From the entries below, copy every line that holds the word "background".

§ **Saved data entries**:

* * *

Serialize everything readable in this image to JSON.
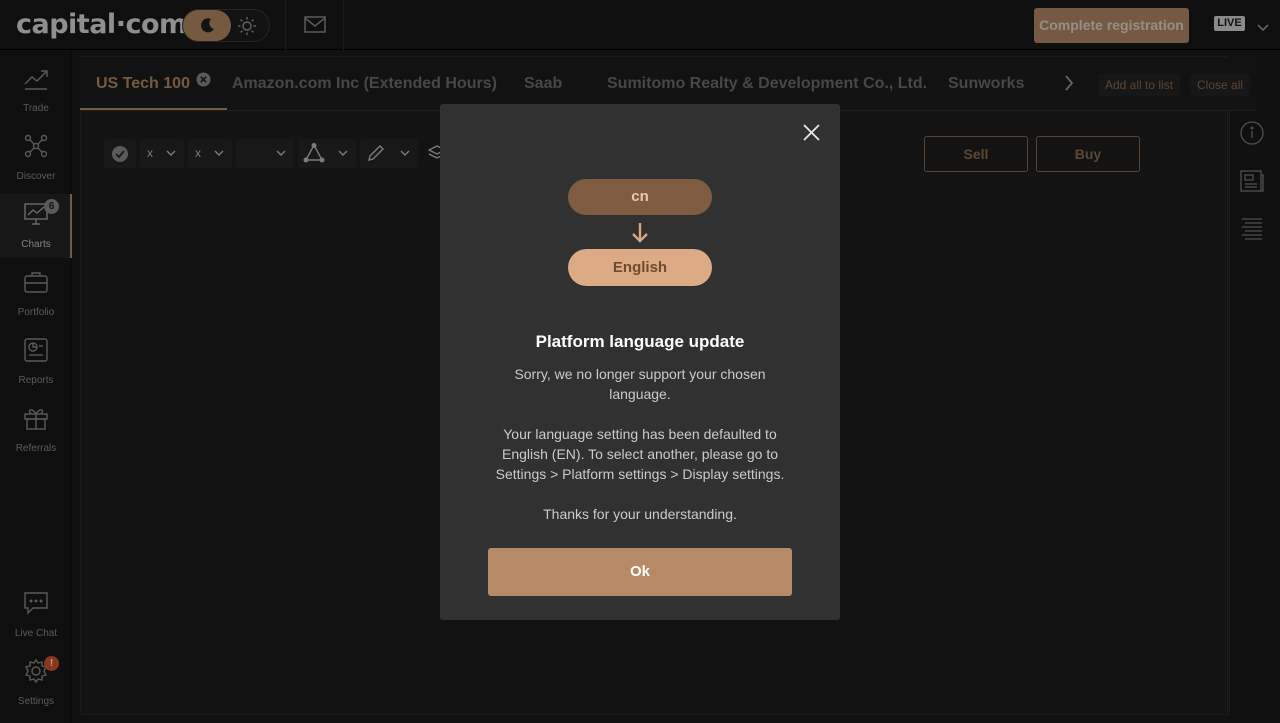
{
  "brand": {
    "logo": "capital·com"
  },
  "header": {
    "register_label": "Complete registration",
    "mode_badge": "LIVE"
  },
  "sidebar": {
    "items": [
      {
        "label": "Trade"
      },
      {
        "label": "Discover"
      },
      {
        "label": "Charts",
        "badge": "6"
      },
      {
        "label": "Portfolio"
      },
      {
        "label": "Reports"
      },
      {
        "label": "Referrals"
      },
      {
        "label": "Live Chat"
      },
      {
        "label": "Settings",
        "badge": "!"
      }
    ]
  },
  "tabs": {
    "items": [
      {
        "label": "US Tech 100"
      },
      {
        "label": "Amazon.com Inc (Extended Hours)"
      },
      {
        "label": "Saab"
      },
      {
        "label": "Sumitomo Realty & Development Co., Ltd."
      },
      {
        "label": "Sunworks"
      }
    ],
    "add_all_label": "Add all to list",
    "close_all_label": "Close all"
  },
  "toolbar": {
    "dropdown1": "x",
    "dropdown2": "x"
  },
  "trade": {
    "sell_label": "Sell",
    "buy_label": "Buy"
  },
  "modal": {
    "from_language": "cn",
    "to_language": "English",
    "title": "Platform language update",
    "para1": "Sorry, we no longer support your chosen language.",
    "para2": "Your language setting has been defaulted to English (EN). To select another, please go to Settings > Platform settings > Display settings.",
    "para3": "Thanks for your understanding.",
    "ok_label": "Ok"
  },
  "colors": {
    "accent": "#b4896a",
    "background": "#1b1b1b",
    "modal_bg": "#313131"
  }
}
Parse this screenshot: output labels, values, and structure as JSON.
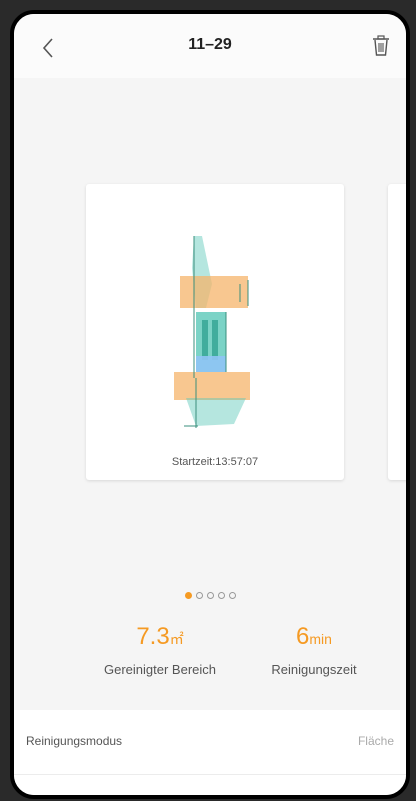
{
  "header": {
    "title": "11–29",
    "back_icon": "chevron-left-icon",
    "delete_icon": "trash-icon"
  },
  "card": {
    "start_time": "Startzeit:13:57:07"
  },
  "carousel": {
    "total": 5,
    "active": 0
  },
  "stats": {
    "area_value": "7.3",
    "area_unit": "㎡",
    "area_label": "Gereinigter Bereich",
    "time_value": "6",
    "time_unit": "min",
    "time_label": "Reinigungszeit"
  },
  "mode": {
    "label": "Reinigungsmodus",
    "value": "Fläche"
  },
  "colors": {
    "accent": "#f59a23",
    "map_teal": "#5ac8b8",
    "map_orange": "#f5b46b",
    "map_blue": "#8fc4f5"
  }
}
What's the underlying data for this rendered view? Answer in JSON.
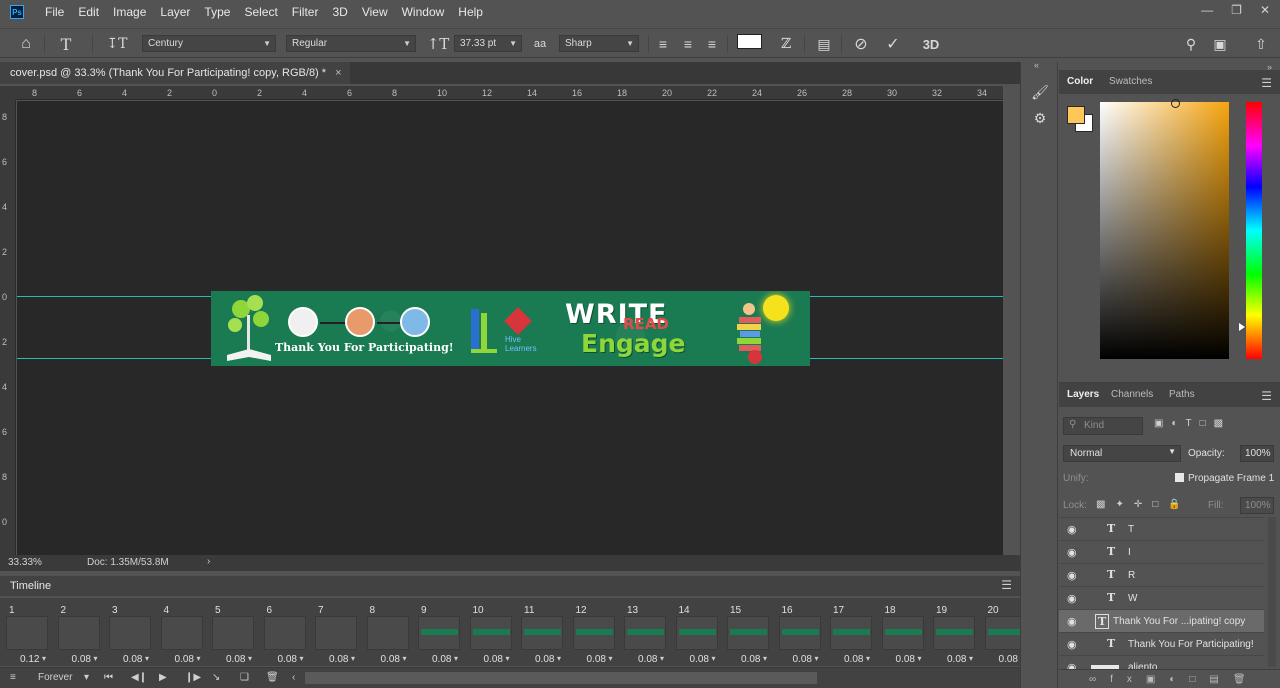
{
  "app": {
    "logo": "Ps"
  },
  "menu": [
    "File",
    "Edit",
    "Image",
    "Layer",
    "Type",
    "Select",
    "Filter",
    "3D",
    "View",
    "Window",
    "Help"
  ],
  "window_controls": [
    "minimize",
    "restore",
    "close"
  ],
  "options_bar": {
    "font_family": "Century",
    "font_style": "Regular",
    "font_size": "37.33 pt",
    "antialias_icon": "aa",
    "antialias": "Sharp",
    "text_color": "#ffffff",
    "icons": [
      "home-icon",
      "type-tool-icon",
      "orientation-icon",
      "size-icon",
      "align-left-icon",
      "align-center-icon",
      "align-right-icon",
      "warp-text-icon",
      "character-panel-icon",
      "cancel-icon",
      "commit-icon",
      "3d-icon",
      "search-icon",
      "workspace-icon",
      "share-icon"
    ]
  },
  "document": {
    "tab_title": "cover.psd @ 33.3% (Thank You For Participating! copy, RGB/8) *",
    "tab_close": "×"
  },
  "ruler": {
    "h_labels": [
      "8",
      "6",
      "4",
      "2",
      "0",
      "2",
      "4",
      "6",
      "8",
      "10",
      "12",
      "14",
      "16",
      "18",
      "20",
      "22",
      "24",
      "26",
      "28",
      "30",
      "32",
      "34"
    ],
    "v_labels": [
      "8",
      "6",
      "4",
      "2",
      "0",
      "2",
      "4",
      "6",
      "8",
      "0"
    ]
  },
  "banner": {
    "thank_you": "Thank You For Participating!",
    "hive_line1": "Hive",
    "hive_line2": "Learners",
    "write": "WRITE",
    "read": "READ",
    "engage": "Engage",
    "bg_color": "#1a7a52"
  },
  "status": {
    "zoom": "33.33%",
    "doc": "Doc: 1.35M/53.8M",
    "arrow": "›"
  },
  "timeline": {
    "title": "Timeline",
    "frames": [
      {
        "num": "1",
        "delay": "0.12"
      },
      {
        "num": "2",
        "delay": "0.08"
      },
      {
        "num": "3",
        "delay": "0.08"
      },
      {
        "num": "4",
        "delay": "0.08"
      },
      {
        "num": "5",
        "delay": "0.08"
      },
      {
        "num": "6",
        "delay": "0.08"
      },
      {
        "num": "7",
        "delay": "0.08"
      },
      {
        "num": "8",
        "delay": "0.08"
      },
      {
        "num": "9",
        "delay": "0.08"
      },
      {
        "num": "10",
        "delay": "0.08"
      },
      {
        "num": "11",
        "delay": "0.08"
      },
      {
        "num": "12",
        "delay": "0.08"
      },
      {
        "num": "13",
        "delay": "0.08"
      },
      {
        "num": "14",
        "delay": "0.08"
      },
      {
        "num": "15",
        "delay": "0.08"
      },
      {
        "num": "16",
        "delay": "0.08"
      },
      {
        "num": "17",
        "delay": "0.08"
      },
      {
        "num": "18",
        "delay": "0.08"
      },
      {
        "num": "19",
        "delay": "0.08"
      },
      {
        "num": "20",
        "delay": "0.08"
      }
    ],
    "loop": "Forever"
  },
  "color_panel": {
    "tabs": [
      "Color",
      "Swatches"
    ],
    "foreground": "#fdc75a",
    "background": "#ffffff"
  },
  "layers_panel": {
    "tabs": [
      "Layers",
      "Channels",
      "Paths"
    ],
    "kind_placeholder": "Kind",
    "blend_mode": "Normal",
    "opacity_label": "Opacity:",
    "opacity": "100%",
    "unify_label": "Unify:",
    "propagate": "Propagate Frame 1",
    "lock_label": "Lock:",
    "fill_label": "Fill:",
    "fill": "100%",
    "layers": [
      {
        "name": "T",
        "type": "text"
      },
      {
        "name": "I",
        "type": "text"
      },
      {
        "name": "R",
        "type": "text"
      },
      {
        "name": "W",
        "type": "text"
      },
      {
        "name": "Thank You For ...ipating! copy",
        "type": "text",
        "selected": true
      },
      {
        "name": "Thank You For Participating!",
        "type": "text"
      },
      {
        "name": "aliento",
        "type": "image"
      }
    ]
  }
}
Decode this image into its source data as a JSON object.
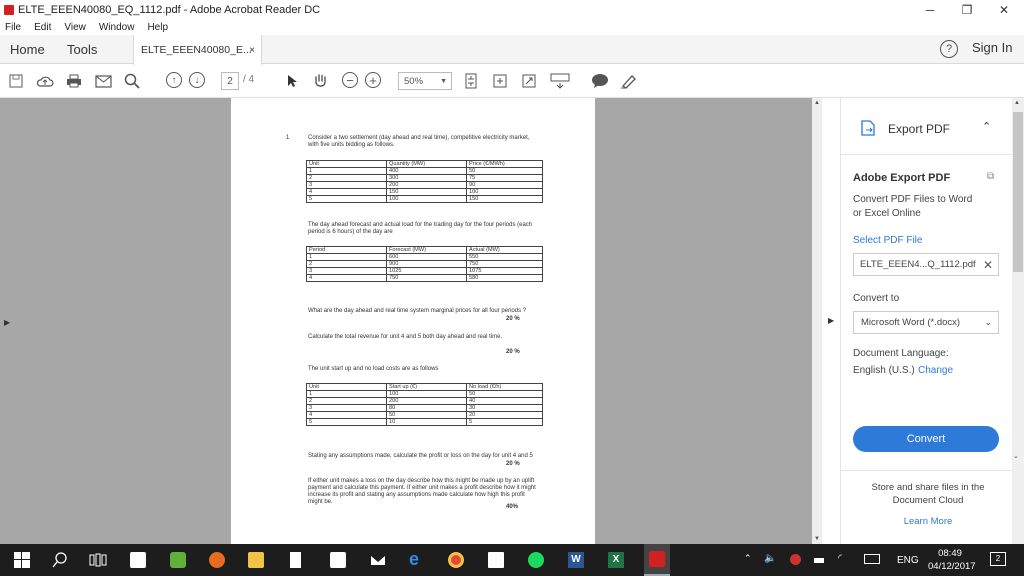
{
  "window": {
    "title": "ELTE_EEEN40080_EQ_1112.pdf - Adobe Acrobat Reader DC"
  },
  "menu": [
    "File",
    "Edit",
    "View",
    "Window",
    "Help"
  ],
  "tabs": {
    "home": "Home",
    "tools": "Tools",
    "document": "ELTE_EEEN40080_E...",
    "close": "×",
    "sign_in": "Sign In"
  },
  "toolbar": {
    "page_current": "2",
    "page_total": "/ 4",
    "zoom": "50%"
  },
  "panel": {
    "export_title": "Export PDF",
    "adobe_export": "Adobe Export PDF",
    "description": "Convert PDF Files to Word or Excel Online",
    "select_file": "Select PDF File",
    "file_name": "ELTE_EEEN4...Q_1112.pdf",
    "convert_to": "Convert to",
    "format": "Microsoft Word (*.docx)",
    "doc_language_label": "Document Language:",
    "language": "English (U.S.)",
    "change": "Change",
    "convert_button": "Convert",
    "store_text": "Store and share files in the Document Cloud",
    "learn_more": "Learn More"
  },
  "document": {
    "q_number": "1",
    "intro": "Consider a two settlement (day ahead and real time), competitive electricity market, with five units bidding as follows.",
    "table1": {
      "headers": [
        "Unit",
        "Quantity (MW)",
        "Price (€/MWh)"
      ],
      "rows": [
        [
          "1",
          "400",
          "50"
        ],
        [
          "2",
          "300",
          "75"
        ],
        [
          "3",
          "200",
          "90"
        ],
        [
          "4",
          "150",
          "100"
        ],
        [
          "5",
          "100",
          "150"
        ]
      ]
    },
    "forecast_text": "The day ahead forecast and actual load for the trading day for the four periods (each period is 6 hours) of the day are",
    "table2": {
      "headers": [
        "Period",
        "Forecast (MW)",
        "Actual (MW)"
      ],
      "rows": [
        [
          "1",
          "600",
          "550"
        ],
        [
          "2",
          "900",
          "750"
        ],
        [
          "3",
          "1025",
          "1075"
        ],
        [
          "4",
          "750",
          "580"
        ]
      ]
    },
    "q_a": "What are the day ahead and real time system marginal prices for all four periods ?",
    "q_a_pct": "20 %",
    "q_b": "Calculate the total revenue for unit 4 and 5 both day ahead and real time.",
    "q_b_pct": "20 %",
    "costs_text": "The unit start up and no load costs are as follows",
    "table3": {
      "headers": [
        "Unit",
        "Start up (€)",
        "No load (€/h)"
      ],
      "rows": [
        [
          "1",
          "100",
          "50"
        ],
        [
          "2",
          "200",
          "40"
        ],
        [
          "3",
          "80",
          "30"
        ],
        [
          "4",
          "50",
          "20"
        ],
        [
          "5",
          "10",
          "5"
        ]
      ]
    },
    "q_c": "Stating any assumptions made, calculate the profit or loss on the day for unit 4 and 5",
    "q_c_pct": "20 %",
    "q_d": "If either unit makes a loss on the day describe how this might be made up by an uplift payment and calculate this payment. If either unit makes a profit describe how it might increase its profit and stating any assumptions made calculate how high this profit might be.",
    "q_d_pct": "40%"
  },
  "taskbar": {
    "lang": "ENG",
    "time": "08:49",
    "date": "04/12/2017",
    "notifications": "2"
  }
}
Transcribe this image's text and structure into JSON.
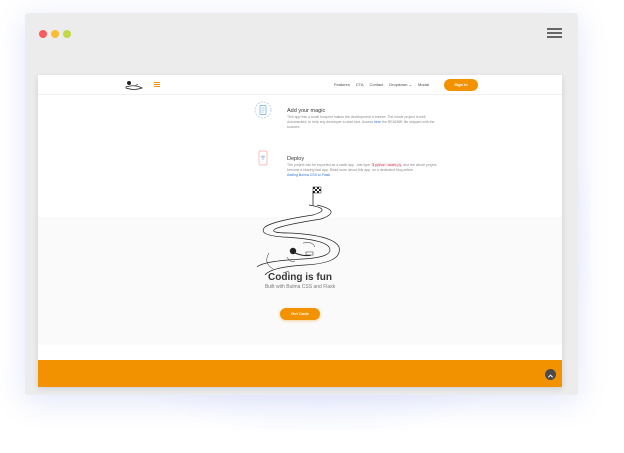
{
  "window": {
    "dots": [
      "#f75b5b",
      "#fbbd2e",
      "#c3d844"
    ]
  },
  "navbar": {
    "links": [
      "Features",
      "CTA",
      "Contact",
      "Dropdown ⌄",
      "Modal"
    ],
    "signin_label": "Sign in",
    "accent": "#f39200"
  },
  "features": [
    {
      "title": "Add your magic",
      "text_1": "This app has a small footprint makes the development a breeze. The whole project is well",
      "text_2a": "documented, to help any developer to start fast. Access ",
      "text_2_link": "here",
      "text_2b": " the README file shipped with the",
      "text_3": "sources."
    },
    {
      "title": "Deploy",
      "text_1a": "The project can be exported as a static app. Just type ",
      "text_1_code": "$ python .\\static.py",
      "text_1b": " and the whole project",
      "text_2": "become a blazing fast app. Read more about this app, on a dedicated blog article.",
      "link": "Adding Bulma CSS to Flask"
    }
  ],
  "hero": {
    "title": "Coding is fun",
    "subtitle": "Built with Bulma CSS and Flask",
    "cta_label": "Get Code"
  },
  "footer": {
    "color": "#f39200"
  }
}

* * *

§ **Final answer**:
    "background": "#1b1b1b",
    "background": "#ffffff"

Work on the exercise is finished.